> REQUIRED WORK:
When a line in the entries contains the word "password", copy that line in full.

> INPUT MATERIAL:
╭──
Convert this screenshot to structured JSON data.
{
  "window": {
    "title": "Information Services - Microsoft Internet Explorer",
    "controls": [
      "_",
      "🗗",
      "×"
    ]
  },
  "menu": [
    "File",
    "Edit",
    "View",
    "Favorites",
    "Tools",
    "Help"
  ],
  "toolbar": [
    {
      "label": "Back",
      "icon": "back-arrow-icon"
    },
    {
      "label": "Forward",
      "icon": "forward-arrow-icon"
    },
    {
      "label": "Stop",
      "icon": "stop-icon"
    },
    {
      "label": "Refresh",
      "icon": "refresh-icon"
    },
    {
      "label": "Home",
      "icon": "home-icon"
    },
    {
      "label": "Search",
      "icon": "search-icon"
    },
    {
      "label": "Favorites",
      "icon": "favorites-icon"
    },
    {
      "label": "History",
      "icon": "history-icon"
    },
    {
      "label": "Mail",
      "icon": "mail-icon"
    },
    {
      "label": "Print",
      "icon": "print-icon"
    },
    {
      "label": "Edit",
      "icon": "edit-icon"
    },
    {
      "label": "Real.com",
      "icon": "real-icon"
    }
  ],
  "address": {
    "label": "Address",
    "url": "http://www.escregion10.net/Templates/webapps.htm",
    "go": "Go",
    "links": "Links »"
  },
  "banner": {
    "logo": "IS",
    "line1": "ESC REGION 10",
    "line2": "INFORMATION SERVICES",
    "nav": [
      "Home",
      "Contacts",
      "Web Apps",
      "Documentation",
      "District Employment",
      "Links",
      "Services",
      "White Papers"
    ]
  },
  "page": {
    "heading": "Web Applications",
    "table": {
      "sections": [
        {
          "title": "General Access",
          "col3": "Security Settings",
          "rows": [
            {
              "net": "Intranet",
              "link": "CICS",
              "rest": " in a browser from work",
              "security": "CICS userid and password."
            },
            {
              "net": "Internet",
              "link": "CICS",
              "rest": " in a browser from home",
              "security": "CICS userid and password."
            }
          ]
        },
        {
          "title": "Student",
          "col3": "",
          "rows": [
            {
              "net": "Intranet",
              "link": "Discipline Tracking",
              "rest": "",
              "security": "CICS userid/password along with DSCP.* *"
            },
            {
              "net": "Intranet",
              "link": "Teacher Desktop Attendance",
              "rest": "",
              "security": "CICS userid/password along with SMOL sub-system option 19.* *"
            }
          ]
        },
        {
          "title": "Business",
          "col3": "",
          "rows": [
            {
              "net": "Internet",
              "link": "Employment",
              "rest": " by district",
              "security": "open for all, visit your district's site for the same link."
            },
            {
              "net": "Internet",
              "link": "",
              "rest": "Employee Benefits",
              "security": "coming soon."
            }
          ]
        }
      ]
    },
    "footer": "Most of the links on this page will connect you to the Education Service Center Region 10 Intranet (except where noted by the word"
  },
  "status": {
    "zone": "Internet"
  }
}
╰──
> WORKED SOLUTION:
              "security": "CICS userid and password."
              "security": "CICS userid and password."
              "security": "CICS userid/password along with DSCP.* *"
              "security": "CICS userid/password along with SMOL sub-system option 19.* *"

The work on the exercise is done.